As the label enthusiasts among you are no doubt already aware, 1st March 2021 was a momentous day in the world of energy labelling, being the official launch of a ‘new generation’ of EU energy labels.
The EU energy labels were first introduced for a number of household appliances in 1994 to help consumers choose more energy efficient products. The labels list energy performance on an ‘A’ to ‘G’ scale and have been widely praised for encouraging manufacturers to innovate and produce more efficient products.
Has Brexit affected the energy label?
Of course, since casting off the shackles of EU bureaucracy, the UK is free to boldly go its own way, but in this instance we’ve chosen to follow suit – the only notable difference between the EU and UK labels is that the latter will now proudly boast the Union Jack instead of the Flag of Europe.

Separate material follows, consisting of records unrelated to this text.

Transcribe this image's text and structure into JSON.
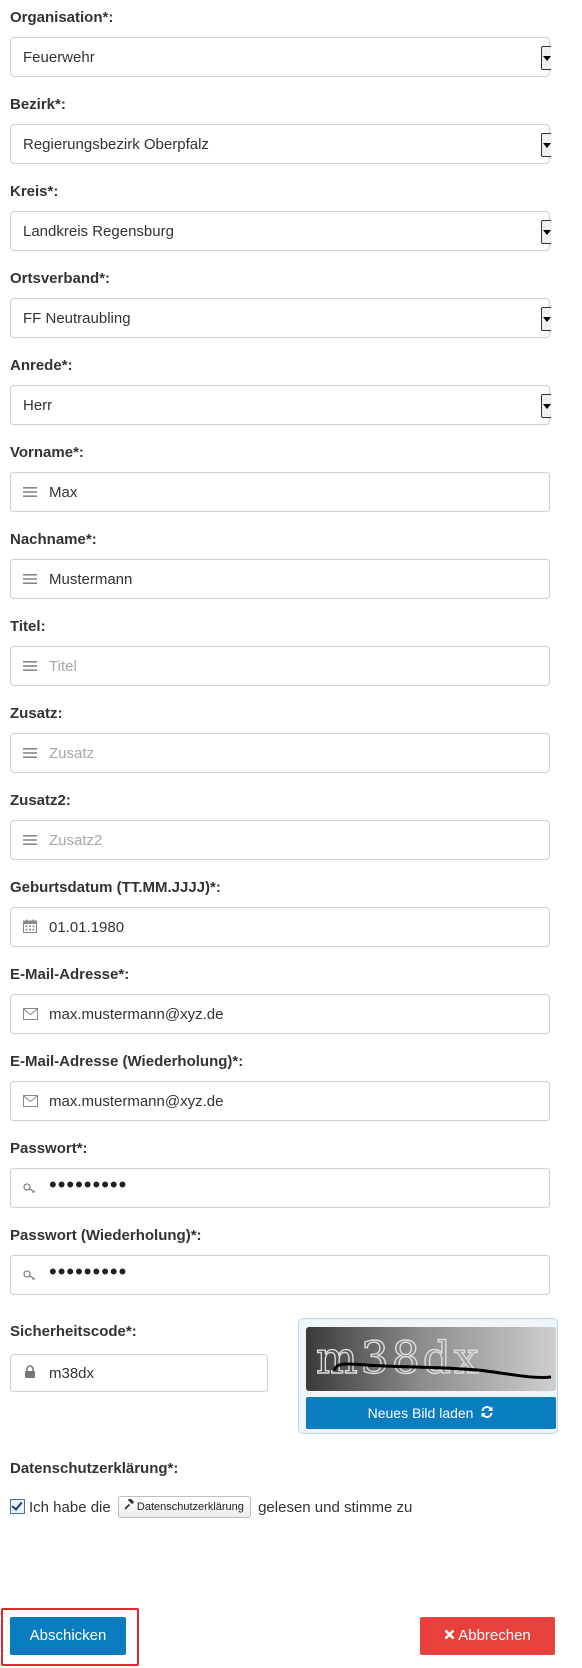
{
  "form": {
    "organisation": {
      "label": "Organisation*:",
      "value": "Feuerwehr"
    },
    "bezirk": {
      "label": "Bezirk*:",
      "value": "Regierungsbezirk Oberpfalz"
    },
    "kreis": {
      "label": "Kreis*:",
      "value": "Landkreis Regensburg"
    },
    "ortsverband": {
      "label": "Ortsverband*:",
      "value": "FF Neutraubling"
    },
    "anrede": {
      "label": "Anrede*:",
      "value": "Herr"
    },
    "vorname": {
      "label": "Vorname*:",
      "value": "Max"
    },
    "nachname": {
      "label": "Nachname*:",
      "value": "Mustermann"
    },
    "titel": {
      "label": "Titel:",
      "placeholder": "Titel"
    },
    "zusatz": {
      "label": "Zusatz:",
      "placeholder": "Zusatz"
    },
    "zusatz2": {
      "label": "Zusatz2:",
      "placeholder": "Zusatz2"
    },
    "geburtsdatum": {
      "label": "Geburtsdatum (TT.MM.JJJJ)*:",
      "value": "01.01.1980"
    },
    "email": {
      "label": "E-Mail-Adresse*:",
      "value": "max.mustermann@xyz.de"
    },
    "email_repeat": {
      "label": "E-Mail-Adresse (Wiederholung)*:",
      "value": "max.mustermann@xyz.de"
    },
    "passwort": {
      "label": "Passwort*:",
      "value": "•••••••••"
    },
    "passwort_repeat": {
      "label": "Passwort (Wiederholung)*:",
      "value": "•••••••••"
    },
    "sicherheitscode": {
      "label": "Sicherheitscode*:",
      "value": "m38dx"
    }
  },
  "captcha": {
    "image_text": "m38dx",
    "reload_label": "Neues Bild laden"
  },
  "consent": {
    "label": "Datenschutzerklärung*:",
    "prefix": "Ich habe die",
    "button_label": "Datenschutzerklärung",
    "suffix": "gelesen und stimme zu",
    "checked": true
  },
  "actions": {
    "submit_label": "Abschicken",
    "cancel_label": "Abbrechen"
  },
  "colors": {
    "primary": "#0a7dc1",
    "danger": "#e8403c",
    "highlight": "#e3262e"
  },
  "icons": {
    "text_field": "menu-lines-icon",
    "date_field": "calendar-icon",
    "email_field": "envelope-icon",
    "password_field": "key-icon",
    "captcha_field": "lock-icon",
    "reload": "refresh-icon",
    "privacy": "gavel-icon",
    "cancel": "times-icon"
  }
}
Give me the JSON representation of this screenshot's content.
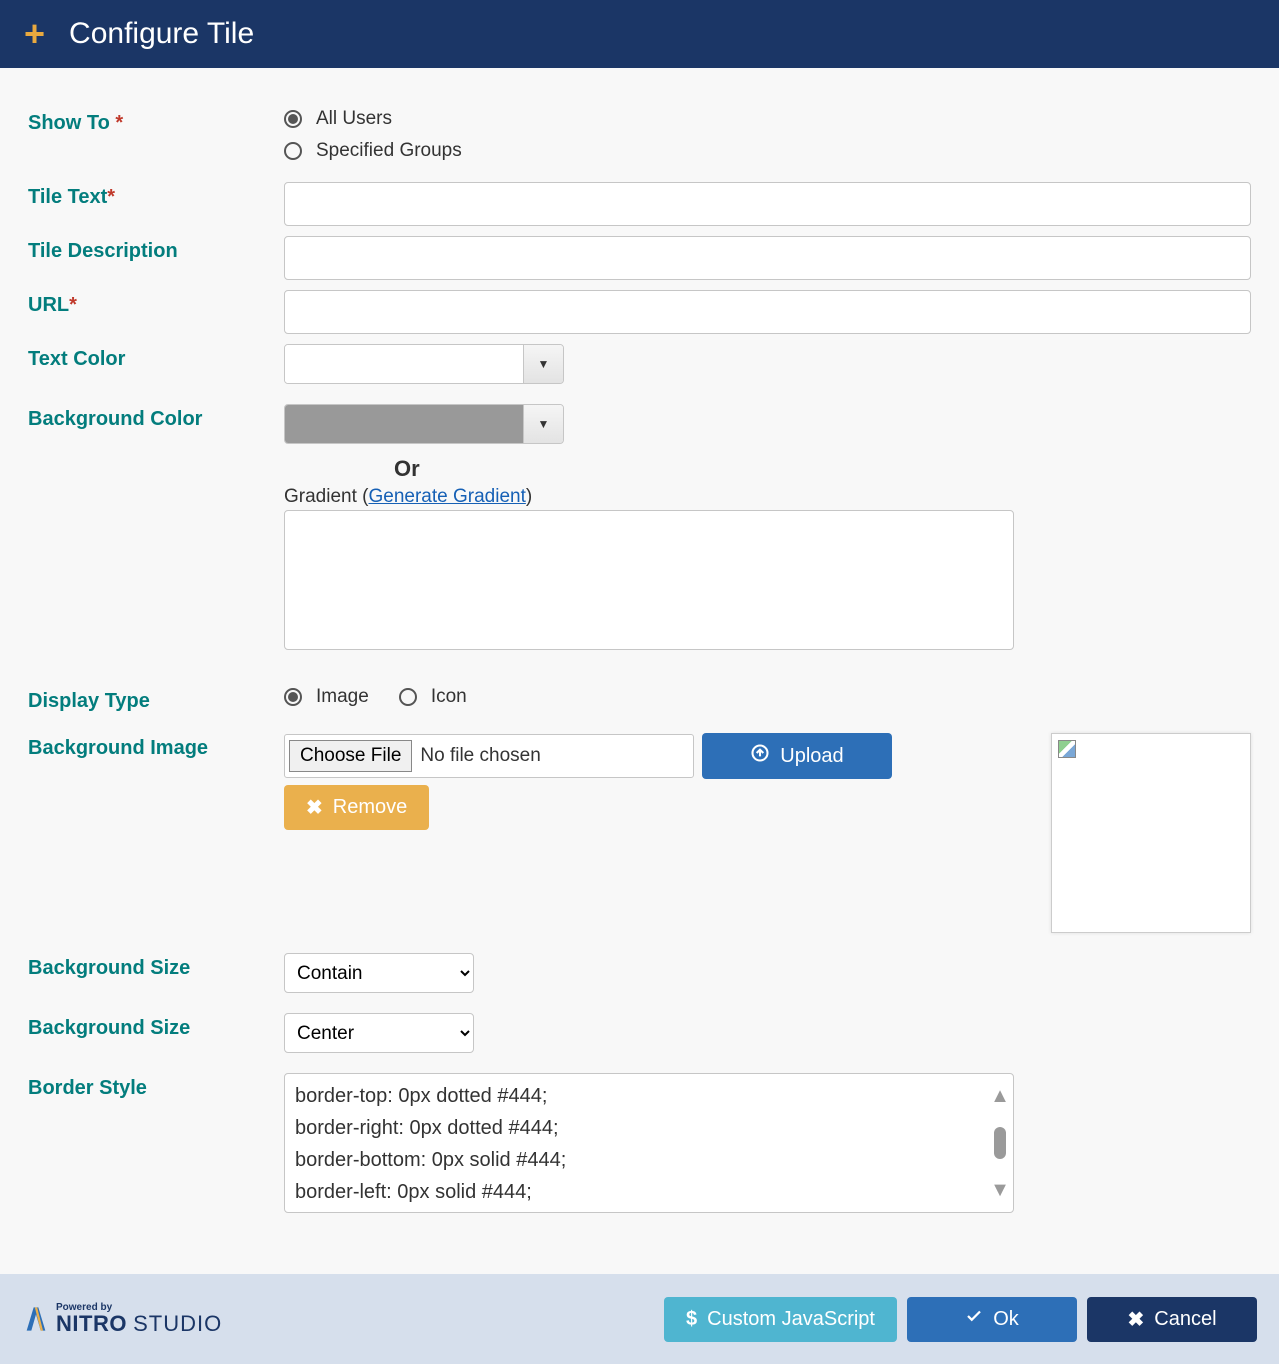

It’s good news that the UK is continuing with this labelling scheme, but we should have settled for nothing less. The government had previously stated that, following Brexit, the UK would “match and even exceed EU eco-product regulations” as part of its plan to reach net-zero carbon emissions by 2050.